Food is more than just a necessary component of life: It’s a way to bring people together, to share something in common. And using the Web to locate the best eats around is simple, if you know where to look. We asked Nicholas Dekker to tell us which sites he uses first when he’s looking for a place to grab a bite. Dekker blogs about breakfast in Columbus, Ohio, and is the author of the book Breakfast With Nick: Columbus.
Everyone knows that you can use UrbanSpoon or Yelp to search out the newest café or the closest coffee shop, or dig through AllRecipes to find the best recipe for pumpkin pecan pancakes. For a change of pace, however, set your bookmarks to the following food sites, which focus on the local and the personal.
Foodbuzz draws on the power of food blogs to generate great eating recommendations. Food bloggers create profiles that include links to their posts at their own sites.

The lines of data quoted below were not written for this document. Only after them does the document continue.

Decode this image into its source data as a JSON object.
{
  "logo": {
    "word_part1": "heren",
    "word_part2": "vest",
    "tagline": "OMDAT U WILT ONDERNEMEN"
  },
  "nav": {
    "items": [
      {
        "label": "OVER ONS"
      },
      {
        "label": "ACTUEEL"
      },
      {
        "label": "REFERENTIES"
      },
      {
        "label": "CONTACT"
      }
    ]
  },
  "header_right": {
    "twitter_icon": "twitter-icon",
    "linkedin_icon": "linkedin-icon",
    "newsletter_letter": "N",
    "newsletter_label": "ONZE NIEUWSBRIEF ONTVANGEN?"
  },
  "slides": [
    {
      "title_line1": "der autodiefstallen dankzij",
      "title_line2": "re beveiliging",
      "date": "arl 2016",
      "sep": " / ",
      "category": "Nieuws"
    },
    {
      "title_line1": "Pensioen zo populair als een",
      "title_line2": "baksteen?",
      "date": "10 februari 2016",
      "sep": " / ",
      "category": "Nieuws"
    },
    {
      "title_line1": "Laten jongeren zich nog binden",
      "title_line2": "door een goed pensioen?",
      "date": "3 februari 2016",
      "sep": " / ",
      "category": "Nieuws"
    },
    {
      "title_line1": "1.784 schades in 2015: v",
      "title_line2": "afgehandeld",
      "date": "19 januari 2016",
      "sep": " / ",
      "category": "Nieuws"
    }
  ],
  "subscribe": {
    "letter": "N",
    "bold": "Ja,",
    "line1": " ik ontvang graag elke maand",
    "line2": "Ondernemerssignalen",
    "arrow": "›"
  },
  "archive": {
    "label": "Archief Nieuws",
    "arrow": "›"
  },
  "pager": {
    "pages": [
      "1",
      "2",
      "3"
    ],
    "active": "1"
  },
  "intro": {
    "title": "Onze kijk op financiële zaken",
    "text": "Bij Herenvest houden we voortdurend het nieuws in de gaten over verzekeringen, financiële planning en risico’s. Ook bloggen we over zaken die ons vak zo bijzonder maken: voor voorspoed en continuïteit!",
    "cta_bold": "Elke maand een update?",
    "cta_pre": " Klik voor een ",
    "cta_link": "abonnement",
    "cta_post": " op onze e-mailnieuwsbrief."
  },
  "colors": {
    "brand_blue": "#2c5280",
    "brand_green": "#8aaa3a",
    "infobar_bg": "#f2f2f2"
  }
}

Foodbuzz editors then feature daily picks, recipes, and kitchen decor tips. Like LocalEats, Foodbuzz allows visitors to browse active food writers in a given city, easily. Visitors rate food blogs and recipes by clicking the animated “Buzz” button; going through the "Buzz" section, you can easily find the most talked-about recipes, stories, and people. The beauty of Foodbuzz’s Recipes section is that the dishes come from die-hard foodies, so the cuisine is creative and beautifully photographed. Recent examples include Poached Eggs Over Salmon and Spinach, Breakfast Chalupas, and a Spring Green Panzanella.
At LocalEats you can draw on local expertise to aid your quest for good eats around the country. Visitors can look up major metropolitan areas to find restaurant listings, where the profiles use text from the restaurants’ websites and include links and driving directions. The Foodie Blogs section organizes food sites by city; readers can find a listing of registered food blogs from that location, complete with Web addresses and links to the latest posts. The city searches also feature the dining sections of local media and sites such as those from newspapers and magazines, so no matter where you are in the country, you’re always in the know.
Roadfood is established, but not as well known as other food travel websites. Its purpose is to help travelers discover small eateries off the beaten path around the country. Consider it your personal opportunity to tag along on an episode of Diners, Drive-Ins, and Dives. Restaurants and recipes are submitted by visitors to the site. (How else are they going to find these little roadside diners and food stands?) You can search the Roadfood directory by state, and even narrow down results by type of restaurant or food.
The Eating Tours section suggests self-guided tours of different cities: For instance, you can stroll through the Portland, Oregon, Coffee An’ tour (featuring coffee, donuts, and cupcakes), or make your way through Chesapeake Bay Crab Cakes. A paid subscription to Roadfood gives you access to downloadable reviews, mobile content, and even GPS help in searching out restaurants.
Professional Chefs’ Websites
People might know Cleveland-based Michael Ruhlman from his books and his appearances with Anthony Bourdain in No Reservations, but not as many know about his blog. A master at engaging his readers over Twitter and Facebook, Ruhlman shares recipes as diverse as bread, cookies, pork belly, potato chips, succotash, and roasted cauliflower. His site is also a vast resource connecting to other food blogs, recipe sites, and even politically active food groups such as Slow Food USA. Likewise, David Lebovitz’s website shows off his culinary skills and international travels. An award-winning pastry chef and author, Lebovitz writes about his journeys abroad (especially focused in Paris); he also includes cookbook reviews, celebrity-chef interviews, and professional food tours.
Specific Food Searches
With the advent of better and smaller digital cameras and smartphones, it’s easier than ever for foodies to photograph and post reports about their favorite meals. Despite the efforts of sites such as Foodbuzz and LocalEats, local and regional food bloggers don’t always get their due. Try using specific search terms for the meal you’re after: sushi, breakfast, taco trucks, vegetarian, Ethiopian. Scan through a few blog posts and the site's About page to get sense of the writer’s experience. I get a lot of traffic on my site, BreakfastWithNick.com, simply from travelers searching for breakfast in Columbus, Ohio. Likewise, Paul Gerald of BreakfastinBridgetown.com offers the definitive guide to the morning meal in Portland, Oregon.
Most food bloggers will brag about their other writing, too, and that’s a key to gauging their experience. I’m in the final stages of publishing my book Breakfast With Nick: Columbus (due November 5). Gerald, too, penned a guidebook to breakfast in Portland. Likewise, Tom Noe of Exploring Food My Way documents restaurants around Akron, Ohio, and has since started writing for local magazines.